So ethyne is the most acidic of this trio -- but, to be totally realistic, a pKa of 25 is not very acidic at all in the grand scheme of things and will definitely not be eating through spaceships or anything like that. We can see the importance of the s character of hybrid orbitals by looking at the acidity of different protons within a molecule. For example, this molecule has an alkene at one end (with the protons highlighted in blue) and an alkyne at the other (with a proton highlighted in red).

So which of these two protons is more acidic? By pulling off a proton from each end of the molecule, we can create two different conjugate bases with a negative charge in different places. Using what we know about hybrid orbitals, the alkene end has an sp2 hybridized carbon, and the alkyne end has an sp hybridized carbon.

That means the alkyne end has more s character and can stabilize the negative charge better, so that conjugate base is more stable, and that proton is more acidic. So throughout this episode, we've learned four key things that we can use to predict relative acidity. Each of these factors stabilizes negative charge in a conjugate base, which makes the corresponding acid more acidic.

Number 1: Atom identity -. More electronegative and larger elements stabilize charge better. Number 2: Resonance stabilization -.

If we can draw multiple Lewis structures for conjugate bases, they are more stable. Number 3: The inductive effect -. Electronegative atoms can pull negative charge toward themselves through covalent bonds.

And Number 4: The s character of the orbital. More s character stabilizes negative charge better. Acidity is definitely tricky, but it's an important part of organic compounds and will help us predict the products of chemical reactions.

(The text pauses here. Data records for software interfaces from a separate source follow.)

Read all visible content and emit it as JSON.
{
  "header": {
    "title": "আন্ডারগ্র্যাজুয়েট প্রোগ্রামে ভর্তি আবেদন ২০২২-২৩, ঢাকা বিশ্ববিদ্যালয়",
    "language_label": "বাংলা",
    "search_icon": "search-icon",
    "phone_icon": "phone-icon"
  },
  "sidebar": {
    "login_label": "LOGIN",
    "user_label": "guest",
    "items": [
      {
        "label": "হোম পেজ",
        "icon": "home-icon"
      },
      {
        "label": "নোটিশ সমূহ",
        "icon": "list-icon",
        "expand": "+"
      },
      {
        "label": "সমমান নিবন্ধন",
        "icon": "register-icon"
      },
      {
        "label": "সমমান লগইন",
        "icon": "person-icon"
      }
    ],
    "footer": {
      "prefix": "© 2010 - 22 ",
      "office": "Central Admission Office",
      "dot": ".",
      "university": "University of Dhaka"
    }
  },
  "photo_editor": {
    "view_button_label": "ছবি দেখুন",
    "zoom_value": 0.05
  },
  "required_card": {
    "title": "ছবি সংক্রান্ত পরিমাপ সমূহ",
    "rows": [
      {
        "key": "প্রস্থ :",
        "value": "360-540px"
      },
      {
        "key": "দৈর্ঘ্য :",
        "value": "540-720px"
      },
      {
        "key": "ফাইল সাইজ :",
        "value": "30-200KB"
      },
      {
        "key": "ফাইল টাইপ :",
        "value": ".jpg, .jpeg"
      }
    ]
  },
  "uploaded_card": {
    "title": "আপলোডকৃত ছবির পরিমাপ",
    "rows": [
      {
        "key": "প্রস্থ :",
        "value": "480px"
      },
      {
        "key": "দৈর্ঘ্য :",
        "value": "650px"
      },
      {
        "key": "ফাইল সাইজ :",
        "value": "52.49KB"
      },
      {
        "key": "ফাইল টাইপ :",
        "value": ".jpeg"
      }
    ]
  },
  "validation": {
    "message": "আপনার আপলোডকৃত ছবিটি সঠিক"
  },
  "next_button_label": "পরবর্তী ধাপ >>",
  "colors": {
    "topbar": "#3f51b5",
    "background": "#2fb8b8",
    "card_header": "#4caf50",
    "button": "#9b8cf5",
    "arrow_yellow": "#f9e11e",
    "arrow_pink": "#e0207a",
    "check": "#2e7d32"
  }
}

In our next episode we’ll start to use all of the tools we’ve learned so far, and start forming covalent bonds at our molecular hotspots! Thanks for watching this episode of Crash Course Organic Chemistry. If you want to help keep all Crash Course free for everybody, forever, you can join our community on Patreon.